Washington: The American battle plan executed in Libya will not be the blueprint for how the U.S. military wages war in the future, the Army general who was in charge of that effort said today.
There were key lessons that U.S. forces did pick up during the Libyan mission that DoD can use in future conflicts, particularly in coordinating with non-NATO militaries and fighting as a coalition force, according to Africa Command chief Gen. Carter Ham.
But the exclusive use of sea and air power to support a small Libyan force — in this case anti-government rebels fighting against troops loyal to Col. Muammar Qaddafi — with no American boots on the ground won’t be the new normal for U.S. soldiers in combat, Ham said.
“It would be wrong” to assume that every future conflict the U.S. could be involved in would follow the Libyan template, Ham told reporters today.
As head of Africa Command, Ham had a direct hand in planning and coordinating U.S. missions in support of the Libyan operation.
U.S. action to enforce the United Nations peacekeeping mandate in the North African country earlier this year was not an indication that Africa Command was “going offensive” with its operations in country, Ham added.
Given the quick and violent way U.S. forces smashed through the Qaddafi’s defenses and command centers, with little to no American casualties, some suggested the Libyan operation was a window into how the U.S. could fight future wars.
Also, with manpower levels set to shrink over the next few years, as a result of budget pressures, those same advocates suggested it could be a more efficient way to wage war as well.
With the wars in Iraq and Afghanistan winding down, operations like Libya show “there is little role for a large standing army in supporting the national security of the United States once we have pulled out of our manpower-intensive counterinsurgency fights,” according to Chris Rawley, a senior operations planner for Special Operations Command.
But Ham was clear that every conflict was different, and there was not a one-size-fits-all plan that could be applied in Libya and elsewhere and produce the same types of results.

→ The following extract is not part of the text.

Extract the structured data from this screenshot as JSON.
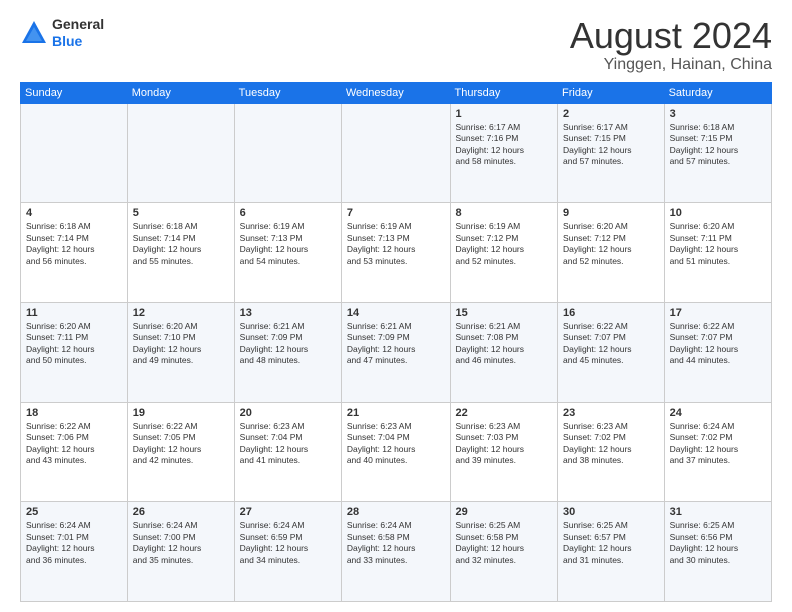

Trying to extrapolate an full-blown combat strategy based on the results of one operation is assuming a lot, Ham suggested, and those kinds of assumptions can be dangerous when made on the battlefield.